Ben Newman is currently the Chief of Strategy and Corporate Development at EN Engineering, which is an energy-focused engineering, consulting and automation firm currently owned by Kohlberg & Co. In his role, Ben leads the sourcing, execution and integration of all M&A, as well as help drive the strategic planning and implementation process within EN’s business units. Prior to his current role, Ben was the Vice President at Blue Point Capital Partners, a top decile mid-market PE fund primarily on the manufacturing, distribution, and business services industries.
Jeff Stoecklein is a Managing Director at 7 Mile Advisors with over 30 years of experience working with middle market and large sized companies.

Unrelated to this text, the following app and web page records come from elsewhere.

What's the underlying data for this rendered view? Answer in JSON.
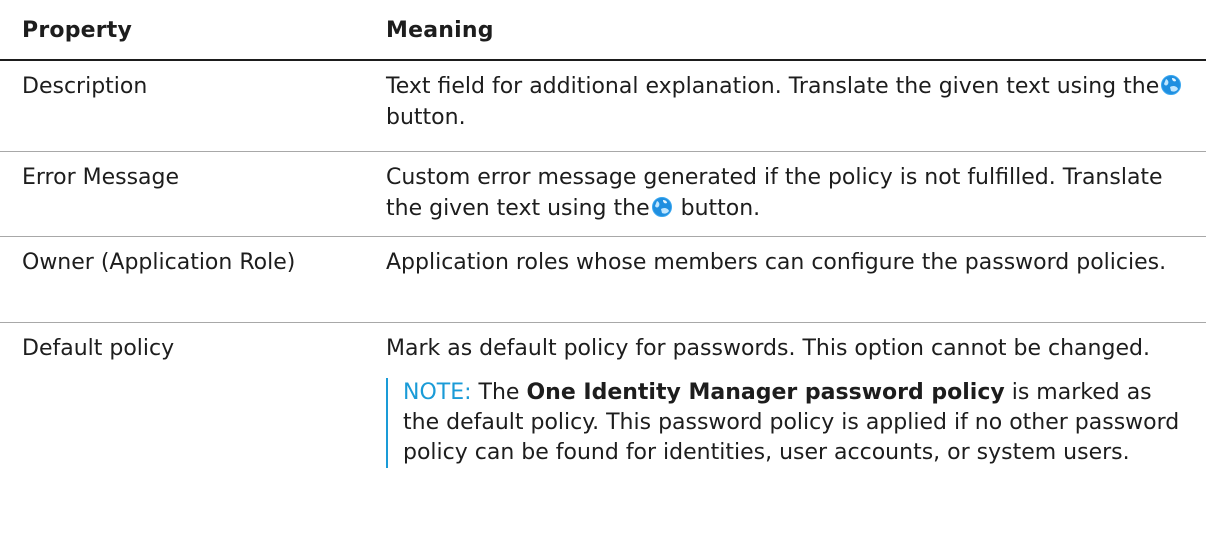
{
  "table": {
    "headers": {
      "property": "Property",
      "meaning": "Meaning"
    },
    "rows": [
      {
        "property": "Description",
        "meaning_line1": "Text field for additional explanation. Translate the given text",
        "meaning_pre_icon": "using the",
        "meaning_post_icon": "button."
      },
      {
        "property": "Error Message",
        "meaning_line1": "Custom error message generated if the policy is not fulfilled.",
        "meaning_pre_icon": "Translate the given text using the",
        "meaning_post_icon": "button."
      },
      {
        "property": "Owner (Application Role)",
        "meaning": "Application roles whose members can configure the password policies."
      },
      {
        "property": "Default policy",
        "meaning": "Mark as default policy for passwords. This option cannot be changed.",
        "note": {
          "label": "NOTE:",
          "text_before": "The",
          "strong": "One Identity Manager password policy",
          "text_after": "is marked as the default policy. This password policy is applied if no other password policy can be found for identities, user accounts, or system users."
        }
      }
    ]
  },
  "icons": {
    "translate": "globe-translate-icon"
  },
  "colors": {
    "note_accent": "#1a9bd7",
    "icon_blue": "#1f8fe0"
  }
}
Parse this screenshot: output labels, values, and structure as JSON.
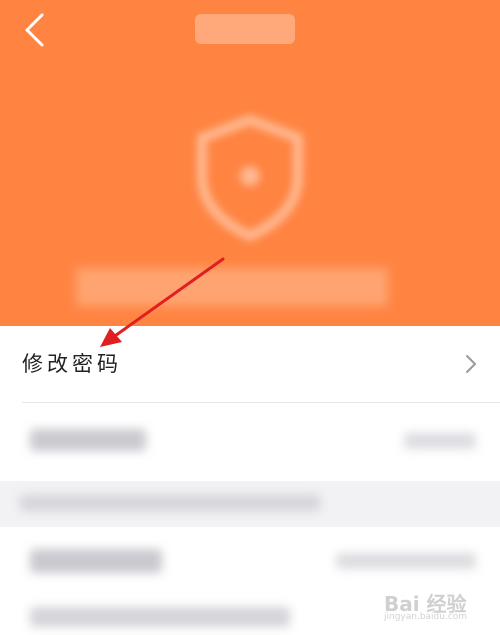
{
  "header": {
    "background_color": "#ff8442",
    "back_icon": "chevron-left-icon"
  },
  "menu": {
    "change_password_label": "修改密码",
    "chevron_icon": "chevron-right-icon"
  },
  "annotation": {
    "arrow_color": "#e02020"
  },
  "watermark": {
    "brand": "Bai 经验",
    "sub": "jingyan.baidu.com"
  }
}
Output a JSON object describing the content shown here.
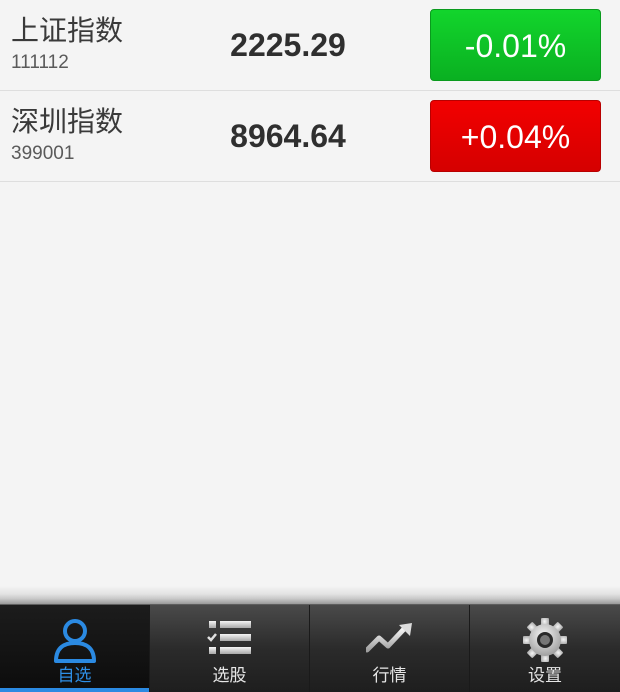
{
  "stocks": [
    {
      "name": "上证指数",
      "code": "111112",
      "price": "2225.29",
      "change": "-0.01%",
      "direction": "down",
      "color": "#0ab021"
    },
    {
      "name": "深圳指数",
      "code": "399001",
      "price": "8964.64",
      "change": "+0.04%",
      "direction": "up",
      "color": "#e00000"
    }
  ],
  "tabbar": {
    "tabs": [
      {
        "label": "自选",
        "icon": "user-icon",
        "active": true
      },
      {
        "label": "选股",
        "icon": "checklist-icon",
        "active": false
      },
      {
        "label": "行情",
        "icon": "trend-icon",
        "active": false
      },
      {
        "label": "设置",
        "icon": "gear-icon",
        "active": false
      }
    ],
    "active_color": "#2b8ae2"
  }
}
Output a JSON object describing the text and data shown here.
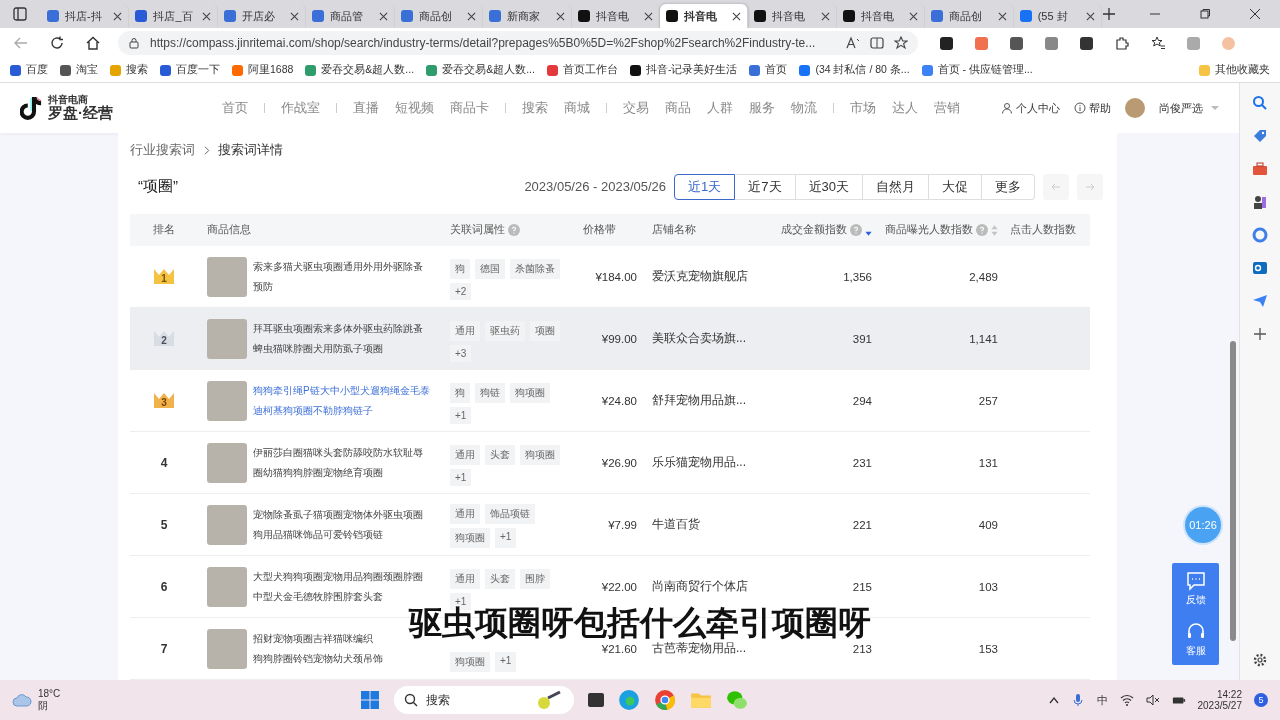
{
  "browser": {
    "tabs": [
      {
        "title": "抖店-抖",
        "selected": false,
        "kind": "doc"
      },
      {
        "title": "抖店_百",
        "selected": false,
        "kind": "paw"
      },
      {
        "title": "开店必",
        "selected": false,
        "kind": "doc"
      },
      {
        "title": "商品管",
        "selected": false,
        "kind": "doc"
      },
      {
        "title": "商品创",
        "selected": false,
        "kind": "doc"
      },
      {
        "title": "新商家",
        "selected": false,
        "kind": "doc"
      },
      {
        "title": "抖音电",
        "selected": false,
        "kind": "note"
      },
      {
        "title": "抖音电",
        "selected": true,
        "kind": "note"
      },
      {
        "title": "抖音电",
        "selected": false,
        "kind": "note"
      },
      {
        "title": "抖音电",
        "selected": false,
        "kind": "note"
      },
      {
        "title": "商品创",
        "selected": false,
        "kind": "doc"
      },
      {
        "title": "(55 封",
        "selected": false,
        "kind": "zhi"
      }
    ],
    "url": "https://compass.jinritemai.com/shop/search/industry-terms/detail?prepages%5B0%5D=%2Fshop%2Fsearch%2Findustry-te...",
    "bookmarks": [
      {
        "label": "百度",
        "kind": "paw"
      },
      {
        "label": "淘宝",
        "kind": "page"
      },
      {
        "label": "搜索",
        "kind": "round"
      },
      {
        "label": "百度一下",
        "kind": "paw"
      },
      {
        "label": "阿里1688",
        "kind": "ali"
      },
      {
        "label": "爱吞交易&超人数...",
        "kind": "leaf"
      },
      {
        "label": "爱吞交易&超人数...",
        "kind": "leaf"
      },
      {
        "label": "首页工作台",
        "kind": "red"
      },
      {
        "label": "抖音-记录美好生活",
        "kind": "note"
      },
      {
        "label": "首页",
        "kind": "doc"
      },
      {
        "label": "(34 封私信 / 80 条...",
        "kind": "zhi"
      },
      {
        "label": "首页 - 供应链管理...",
        "kind": "star"
      }
    ],
    "other_bookmarks": "其他收藏夹"
  },
  "header": {
    "logo_small": "抖音电商",
    "logo": "罗盘·经营",
    "nav_groups": [
      [
        "首页"
      ],
      [
        "作战室"
      ],
      [
        "直播",
        "短视频",
        "商品卡"
      ],
      [
        "搜索",
        "商城"
      ],
      [
        "交易",
        "商品",
        "人群",
        "服务",
        "物流"
      ],
      [
        "市场",
        "达人",
        "营销"
      ]
    ],
    "personal": "个人中心",
    "help": "帮助",
    "shop": "尚俊严选"
  },
  "breadcrumb": [
    "行业搜索词",
    "搜索词详情"
  ],
  "keyword": "“项圈”",
  "date_range": "2023/05/26 - 2023/05/26",
  "ranges": [
    {
      "label": "近1天",
      "selected": true
    },
    {
      "label": "近7天",
      "selected": false
    },
    {
      "label": "近30天",
      "selected": false
    },
    {
      "label": "自然月",
      "selected": false
    },
    {
      "label": "大促",
      "selected": false
    },
    {
      "label": "更多",
      "selected": false
    }
  ],
  "table": {
    "columns": [
      {
        "label": "排名",
        "help": false
      },
      {
        "label": "商品信息",
        "help": false
      },
      {
        "label": "关联词属性",
        "help": true
      },
      {
        "label": "价格带",
        "help": false
      },
      {
        "label": "店铺名称",
        "help": false
      },
      {
        "label": "成交金额指数",
        "help": true,
        "sortable": true,
        "sorted": true
      },
      {
        "label": "商品曝光人数指数",
        "help": true,
        "sortable": true,
        "sorted": false
      },
      {
        "label": "点击人数指数",
        "help": false
      }
    ],
    "rows": [
      {
        "rank": "1",
        "kind": "gold",
        "title_lines": [
          "索来多猫犬驱虫项圈通用外用外驱除蚤",
          "预防"
        ],
        "hovered": false,
        "shaded": false,
        "tags": [
          "狗",
          "德国",
          "杀菌除蚤",
          "+2"
        ],
        "price": "¥184.00",
        "shop": "爱沃克宠物旗舰店",
        "deal": "1,356",
        "exposure": "2,489"
      },
      {
        "rank": "2",
        "kind": "silver",
        "title_lines": [
          "拜耳驱虫项圈索来多体外驱虫药除跳蚤",
          "蜱虫猫咪脖圈犬用防虱子项圈"
        ],
        "hovered": false,
        "shaded": true,
        "tags": [
          "通用",
          "驱虫药",
          "项圈",
          "+3"
        ],
        "price": "¥99.00",
        "shop": "美联众合卖场旗...",
        "deal": "391",
        "exposure": "1,141"
      },
      {
        "rank": "3",
        "kind": "bronze",
        "title_lines": [
          "狗狗牵引绳P链大中小型犬遛狗绳金毛泰",
          "迪柯基狗项圈不勒脖狗链子"
        ],
        "hovered": true,
        "shaded": false,
        "tags": [
          "狗",
          "狗链",
          "狗项圈",
          "+1"
        ],
        "price": "¥24.80",
        "shop": "舒拜宠物用品旗...",
        "deal": "294",
        "exposure": "257"
      },
      {
        "rank": "4",
        "kind": "plain",
        "title_lines": [
          "伊丽莎白圈猫咪头套防舔咬防水软耻辱",
          "圈幼猫狗狗脖圈宠物绝育项圈"
        ],
        "hovered": false,
        "shaded": false,
        "tags": [
          "通用",
          "头套",
          "狗项圈",
          "+1"
        ],
        "price": "¥26.90",
        "shop": "乐乐猫宠物用品...",
        "deal": "231",
        "exposure": "131"
      },
      {
        "rank": "5",
        "kind": "plain",
        "title_lines": [
          "宠物除蚤虱子猫项圈宠物体外驱虫项圈",
          "狗用品猫咪饰品可爱铃铛项链"
        ],
        "hovered": false,
        "shaded": false,
        "tags": [
          "通用",
          "饰品项链",
          "狗项圈",
          "+1"
        ],
        "price": "¥7.99",
        "shop": "牛道百货",
        "deal": "221",
        "exposure": "409"
      },
      {
        "rank": "6",
        "kind": "plain",
        "title_lines": [
          "大型犬狗狗项圈宠物用品狗圈颈圈脖圈",
          "中型犬金毛德牧脖围脖套头套"
        ],
        "hovered": false,
        "shaded": false,
        "tags": [
          "通用",
          "头套",
          "围脖",
          "+1"
        ],
        "price": "¥22.00",
        "shop": "尚南商贸行个体店",
        "deal": "215",
        "exposure": "103"
      },
      {
        "rank": "7",
        "kind": "plain",
        "title_lines": [
          "招财宠物项圈吉祥猫咪编织",
          "狗狗脖圈铃铛宠物幼犬颈吊饰"
        ],
        "hovered": false,
        "shaded": false,
        "tags": [
          "狗项圈",
          "+1"
        ],
        "price": "¥21.60",
        "shop": "古芭蒂宠物用品...",
        "deal": "213",
        "exposure": "153"
      }
    ]
  },
  "timer": "01:26",
  "widget": [
    {
      "label": "反馈",
      "kind": "chat"
    },
    {
      "label": "客服",
      "kind": "headset"
    }
  ],
  "subtitle": "驱虫项圈呀包括什么牵引项圈呀",
  "taskbar": {
    "temperature": "18°C",
    "weather": "阴",
    "search": "搜索",
    "ime": "中",
    "time": "14:22",
    "date": "2023/5/27",
    "badge": "5"
  }
}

Based in Chicago, he leads our Healthcare and Life Sciences Technology and Services Industry Practice. Previously Jeff spent 17 years at Navigant Consulting, Inc. a global consulting and business process management firm, where he led the corporate development team and advised Navigant on over 90 transactions.
About the Access Conference:
The 2019 7 Mile Advisors Access conference was hosted in Uptown Charlotte, NC at the Mint Museum. This annual, invitation-only event brings together owners of the highest quality Business Services and Technology companies with premier strategic buyers and private equity sponsors for two days of dealflow, education and relationship building.
About 7 Mile Advisors:
7 Mile Advisors provides Investment Banking & Advisory Services to the Business Services & Technology Industries globally. 7 Mile Advisors advises on M&A and private capital transactions, and provides market assessments and benchmarking. As a close-knit team with a long history together and a laser focus on our target markets, 7 Mile Advisors helps its clients sell companies, raise capital, grow through acquisitions, and evaluate new markets. For more information, including research on the M&A markets, visit www.7mileadvisors.com.